**Instructions for the task:** In the entries below, identify every line with the string "label" and copy it.
===== Input data
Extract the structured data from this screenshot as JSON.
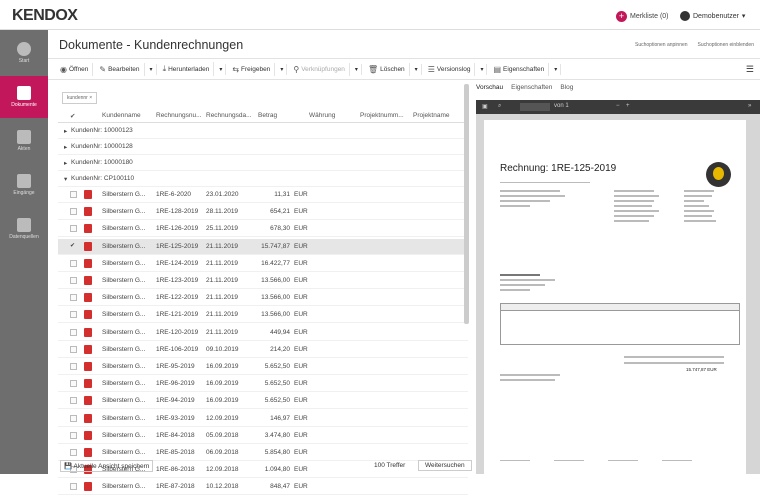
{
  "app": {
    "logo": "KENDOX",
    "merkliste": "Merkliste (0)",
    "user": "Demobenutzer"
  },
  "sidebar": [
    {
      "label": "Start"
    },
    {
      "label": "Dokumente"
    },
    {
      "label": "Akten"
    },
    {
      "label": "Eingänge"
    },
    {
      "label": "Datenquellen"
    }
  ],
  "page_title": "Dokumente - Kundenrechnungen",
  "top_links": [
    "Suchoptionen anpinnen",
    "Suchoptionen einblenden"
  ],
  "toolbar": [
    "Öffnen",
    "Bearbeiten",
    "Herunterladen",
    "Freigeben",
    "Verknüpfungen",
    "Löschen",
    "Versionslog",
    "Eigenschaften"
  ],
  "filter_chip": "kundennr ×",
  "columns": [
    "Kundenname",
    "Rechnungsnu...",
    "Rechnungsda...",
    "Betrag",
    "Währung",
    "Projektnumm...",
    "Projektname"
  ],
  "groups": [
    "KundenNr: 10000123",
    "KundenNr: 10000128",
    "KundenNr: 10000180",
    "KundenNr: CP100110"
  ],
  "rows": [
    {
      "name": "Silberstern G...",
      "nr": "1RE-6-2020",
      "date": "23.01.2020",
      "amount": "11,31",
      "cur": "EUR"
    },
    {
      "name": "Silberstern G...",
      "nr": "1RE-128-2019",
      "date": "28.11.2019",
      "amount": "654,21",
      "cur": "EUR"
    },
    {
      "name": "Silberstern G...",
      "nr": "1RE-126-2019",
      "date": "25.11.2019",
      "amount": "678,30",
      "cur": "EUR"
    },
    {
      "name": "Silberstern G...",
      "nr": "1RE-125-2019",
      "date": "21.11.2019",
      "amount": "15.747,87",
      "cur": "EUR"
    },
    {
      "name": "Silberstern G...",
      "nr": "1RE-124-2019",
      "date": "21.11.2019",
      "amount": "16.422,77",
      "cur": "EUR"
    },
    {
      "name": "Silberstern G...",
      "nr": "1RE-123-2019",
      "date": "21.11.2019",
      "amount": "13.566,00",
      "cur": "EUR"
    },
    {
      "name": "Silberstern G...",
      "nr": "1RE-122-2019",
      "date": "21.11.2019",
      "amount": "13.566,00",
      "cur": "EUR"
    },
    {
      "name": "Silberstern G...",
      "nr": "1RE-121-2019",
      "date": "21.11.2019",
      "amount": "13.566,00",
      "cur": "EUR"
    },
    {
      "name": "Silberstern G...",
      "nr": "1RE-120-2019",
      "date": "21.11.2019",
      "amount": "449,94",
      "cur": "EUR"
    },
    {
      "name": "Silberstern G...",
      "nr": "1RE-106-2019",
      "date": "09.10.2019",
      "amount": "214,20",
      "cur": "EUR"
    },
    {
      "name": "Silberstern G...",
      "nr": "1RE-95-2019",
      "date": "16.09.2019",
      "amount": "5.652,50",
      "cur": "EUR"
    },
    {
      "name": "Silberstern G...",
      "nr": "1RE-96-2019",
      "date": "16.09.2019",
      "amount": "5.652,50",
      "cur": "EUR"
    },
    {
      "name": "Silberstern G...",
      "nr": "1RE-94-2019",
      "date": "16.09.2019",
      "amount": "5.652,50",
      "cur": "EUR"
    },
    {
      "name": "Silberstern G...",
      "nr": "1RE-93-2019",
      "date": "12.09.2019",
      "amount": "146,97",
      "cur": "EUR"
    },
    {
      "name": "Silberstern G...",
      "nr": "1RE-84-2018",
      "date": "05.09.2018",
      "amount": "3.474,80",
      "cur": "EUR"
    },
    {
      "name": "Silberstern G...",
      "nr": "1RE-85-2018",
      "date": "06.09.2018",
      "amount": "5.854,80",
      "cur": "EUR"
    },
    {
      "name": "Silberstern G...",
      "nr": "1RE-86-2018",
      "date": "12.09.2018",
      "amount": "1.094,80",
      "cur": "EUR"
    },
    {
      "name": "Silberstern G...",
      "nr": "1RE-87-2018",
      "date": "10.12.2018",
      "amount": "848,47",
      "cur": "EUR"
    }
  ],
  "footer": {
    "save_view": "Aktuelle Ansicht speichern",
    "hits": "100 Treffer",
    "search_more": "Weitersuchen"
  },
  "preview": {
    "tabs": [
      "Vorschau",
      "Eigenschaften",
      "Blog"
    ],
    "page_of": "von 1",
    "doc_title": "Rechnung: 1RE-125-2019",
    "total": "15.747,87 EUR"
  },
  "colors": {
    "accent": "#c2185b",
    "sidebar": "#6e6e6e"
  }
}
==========
**Solution:**
      "label": "Start"
      "label": "Dokumente"
      "label": "Akten"
      "label": "Eingänge"
      "label": "Datenquellen"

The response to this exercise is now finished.